NAFTA 2.0 Will Help Corporations More Than Farmers
Jill Richardson
Identity Crisis: Elizabeth Warren’s Claims Cherokee Heritage
Sam Husseini
The Most Strategic Midterm Race: Elder Challenges Hoyer
Maria Foscarinis – John Tharp
The Criminalization of Homelessness
Robert Fisk
The Story of the Armenian Legion: a Dark Tale of Anger and Revenge
Jacques R. Pauwels
Dinner With Marx in the House of the Swan
Dave Lindorff
US ‘Outrage’ over Slaying of US Residents Depends on the Nation Responsible
Ricardo Vaz
How Many Yemenis is a DC Pundit Worth?
Elliot Sperber
Build More Gardens, Phase out Cars
Chris Gilbert
In the Wake of Nepal’s Incomplete Revolution: Dispatch by a Far-Flung Bolivarian 
Muhammad Othman
Let Us Bray
Gerry Brown
Are Chinese Municipal $6 Trillion (40 Trillion Yuan) Hidden Debts Posing Titanic Risks?
Rev. William Alberts
Judge Kavanaugh’s Defenders Doth Protest Too Much

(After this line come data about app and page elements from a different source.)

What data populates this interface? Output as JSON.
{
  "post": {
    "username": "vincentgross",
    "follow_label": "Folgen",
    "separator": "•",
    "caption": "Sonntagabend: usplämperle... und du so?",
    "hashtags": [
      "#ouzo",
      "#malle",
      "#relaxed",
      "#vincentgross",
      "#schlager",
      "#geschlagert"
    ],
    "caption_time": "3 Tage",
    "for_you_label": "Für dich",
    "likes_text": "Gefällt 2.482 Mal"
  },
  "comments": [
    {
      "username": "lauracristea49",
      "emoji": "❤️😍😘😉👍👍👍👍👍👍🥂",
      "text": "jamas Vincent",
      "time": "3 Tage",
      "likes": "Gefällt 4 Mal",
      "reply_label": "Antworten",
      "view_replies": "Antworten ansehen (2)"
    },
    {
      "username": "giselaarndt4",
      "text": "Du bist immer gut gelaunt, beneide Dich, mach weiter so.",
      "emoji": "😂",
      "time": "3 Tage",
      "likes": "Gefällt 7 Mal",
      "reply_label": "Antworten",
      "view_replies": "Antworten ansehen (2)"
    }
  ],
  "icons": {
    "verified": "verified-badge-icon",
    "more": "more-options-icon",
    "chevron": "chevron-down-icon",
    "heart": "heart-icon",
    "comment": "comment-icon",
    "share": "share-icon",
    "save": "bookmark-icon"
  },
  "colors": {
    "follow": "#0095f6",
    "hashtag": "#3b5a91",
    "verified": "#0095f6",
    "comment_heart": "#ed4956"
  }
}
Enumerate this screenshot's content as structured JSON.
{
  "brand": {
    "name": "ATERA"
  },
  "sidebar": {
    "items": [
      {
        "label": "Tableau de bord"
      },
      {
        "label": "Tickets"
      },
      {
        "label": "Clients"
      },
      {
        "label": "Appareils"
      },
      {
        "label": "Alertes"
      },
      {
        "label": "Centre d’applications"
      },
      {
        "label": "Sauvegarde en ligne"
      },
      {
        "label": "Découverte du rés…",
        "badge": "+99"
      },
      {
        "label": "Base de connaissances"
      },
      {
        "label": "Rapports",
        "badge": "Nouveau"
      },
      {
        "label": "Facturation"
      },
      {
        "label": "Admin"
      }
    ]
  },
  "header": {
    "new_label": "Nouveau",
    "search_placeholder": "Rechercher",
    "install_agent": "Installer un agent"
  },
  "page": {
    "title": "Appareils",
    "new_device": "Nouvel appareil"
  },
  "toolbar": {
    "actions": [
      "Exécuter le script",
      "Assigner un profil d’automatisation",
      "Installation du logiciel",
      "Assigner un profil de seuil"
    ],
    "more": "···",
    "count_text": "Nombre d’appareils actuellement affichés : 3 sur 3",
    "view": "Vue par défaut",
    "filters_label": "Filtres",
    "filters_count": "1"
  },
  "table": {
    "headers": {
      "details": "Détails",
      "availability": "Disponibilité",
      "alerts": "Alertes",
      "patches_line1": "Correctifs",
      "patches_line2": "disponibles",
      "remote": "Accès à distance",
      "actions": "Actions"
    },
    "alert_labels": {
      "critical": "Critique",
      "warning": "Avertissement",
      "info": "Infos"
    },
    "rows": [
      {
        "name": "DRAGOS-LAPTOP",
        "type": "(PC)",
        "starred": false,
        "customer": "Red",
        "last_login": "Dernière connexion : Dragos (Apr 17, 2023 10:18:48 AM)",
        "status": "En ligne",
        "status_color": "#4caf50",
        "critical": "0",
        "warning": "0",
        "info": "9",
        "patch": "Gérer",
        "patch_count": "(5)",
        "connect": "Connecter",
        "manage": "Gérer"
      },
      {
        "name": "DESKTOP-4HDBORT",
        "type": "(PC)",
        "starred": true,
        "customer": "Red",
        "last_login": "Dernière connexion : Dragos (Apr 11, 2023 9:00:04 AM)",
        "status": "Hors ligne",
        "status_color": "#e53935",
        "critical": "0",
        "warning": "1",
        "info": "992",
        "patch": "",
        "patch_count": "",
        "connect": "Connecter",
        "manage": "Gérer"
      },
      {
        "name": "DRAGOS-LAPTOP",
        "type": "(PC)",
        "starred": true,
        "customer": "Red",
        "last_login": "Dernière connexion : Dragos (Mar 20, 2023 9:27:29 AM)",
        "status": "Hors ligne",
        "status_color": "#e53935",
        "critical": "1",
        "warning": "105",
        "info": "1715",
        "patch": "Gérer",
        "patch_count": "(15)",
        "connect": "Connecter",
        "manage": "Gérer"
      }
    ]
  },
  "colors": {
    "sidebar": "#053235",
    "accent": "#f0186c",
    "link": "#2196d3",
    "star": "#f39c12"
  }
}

Ralph Nader
Unmasking Phony Values Campaigns by the Corporatists
Victor Grossman
A Big Rally and a Bavarian Vote
James Bovard
Groped at the Airport: Congress Must End TSA’s Sexual Assaults on Women

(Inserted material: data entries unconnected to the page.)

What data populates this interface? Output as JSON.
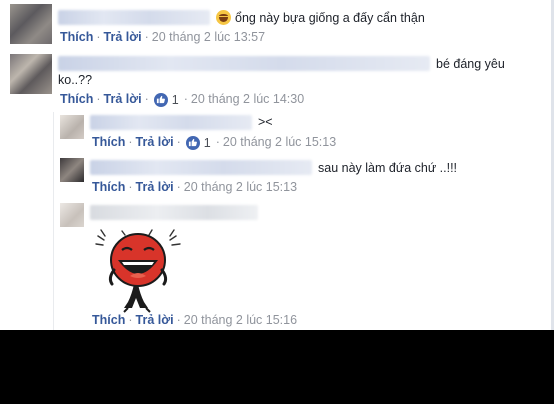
{
  "comments": [
    {
      "text": "ổng này bựa giống a đấy cẩn thận",
      "like": "Thích",
      "reply": "Trả lời",
      "time": "20 tháng 2 lúc 13:57"
    },
    {
      "text_end": "bé đáng yêu",
      "text_line2": "ko..??",
      "like": "Thích",
      "reply": "Trả lời",
      "reactions": "1",
      "time": "20 tháng 2 lúc 14:30"
    }
  ],
  "replies": [
    {
      "text": "><",
      "like": "Thích",
      "reply": "Trả lời",
      "reactions": "1",
      "time": "20 tháng 2 lúc 15:13"
    },
    {
      "text": "sau này làm đứa chứ ..!!!",
      "like": "Thích",
      "reply": "Trả lời",
      "time": "20 tháng 2 lúc 15:13"
    },
    {
      "like": "Thích",
      "reply": "Trả lời",
      "time": "20 tháng 2 lúc 15:16"
    }
  ],
  "icons": {
    "laugh": "laughing-emoji-icon",
    "like_reaction": "thumbs-up-icon",
    "sticker": "laughing-sticker"
  },
  "colors": {
    "link": "#365899",
    "meta": "#90949c",
    "reaction": "#4267b2",
    "sticker_red": "#d8342a"
  }
}
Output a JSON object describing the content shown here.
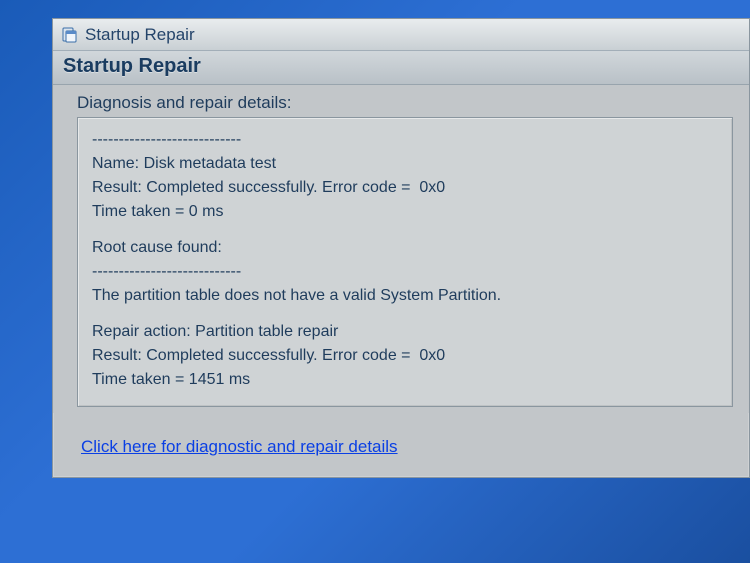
{
  "window": {
    "title": "Startup Repair"
  },
  "header": {
    "heading": "Startup Repair"
  },
  "section_label": "Diagnosis and repair details:",
  "divider": "----------------------------",
  "test": {
    "name_label": "Name:",
    "name_value": "Disk metadata test",
    "result_label": "Result:",
    "result_value": "Completed successfully. Error code =  0x0",
    "time_label": "Time taken =",
    "time_value": "0 ms"
  },
  "root_cause": {
    "title": "Root cause found:",
    "text": "The partition table does not have a valid System Partition."
  },
  "repair": {
    "action_label": "Repair action:",
    "action_value": "Partition table repair",
    "result_label": "Result:",
    "result_value": "Completed successfully. Error code =  0x0",
    "time_label": "Time taken =",
    "time_value": "1451 ms"
  },
  "link_text": "Click here for diagnostic and repair details"
}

Jeff Roby
Florida After Hurricane Michael: the Sad State of the Unheeded Planner
Wim Laven
Intentional or Incompetence—Voter Suppression Where We Live
Bradley Kaye
The Policy of Policing
Wim Laven
The Catholic Church Fails Sexual Abuse Victims
Kevin Cashman
One Year After Hurricane Maria: Employment in Puerto Rico is Down by 26,000
Dr. Hakim Young
Nonviolent Afghans Bring a Breath of Fresh Air
Karl Grossman
Irving Like vs. Big Nuke
Dan Corjescu
The New Politics of Climate Change
John Carter
The Plight of the Pyrenees: the Abandoned Guard Dogs of the West
Ted Rall
Brett Kavanaugh and the Politics of Emotion-Shaming
Graham Peebles
Sharing is Key to a New Economic and Democratic Order
Ed Rampell
The Advocates
Louis Proyect
The Education Business
David Yearsley
Shock-and-Awe Inside Oracle Arena
FacebookTwitterGoogle+RedditEmail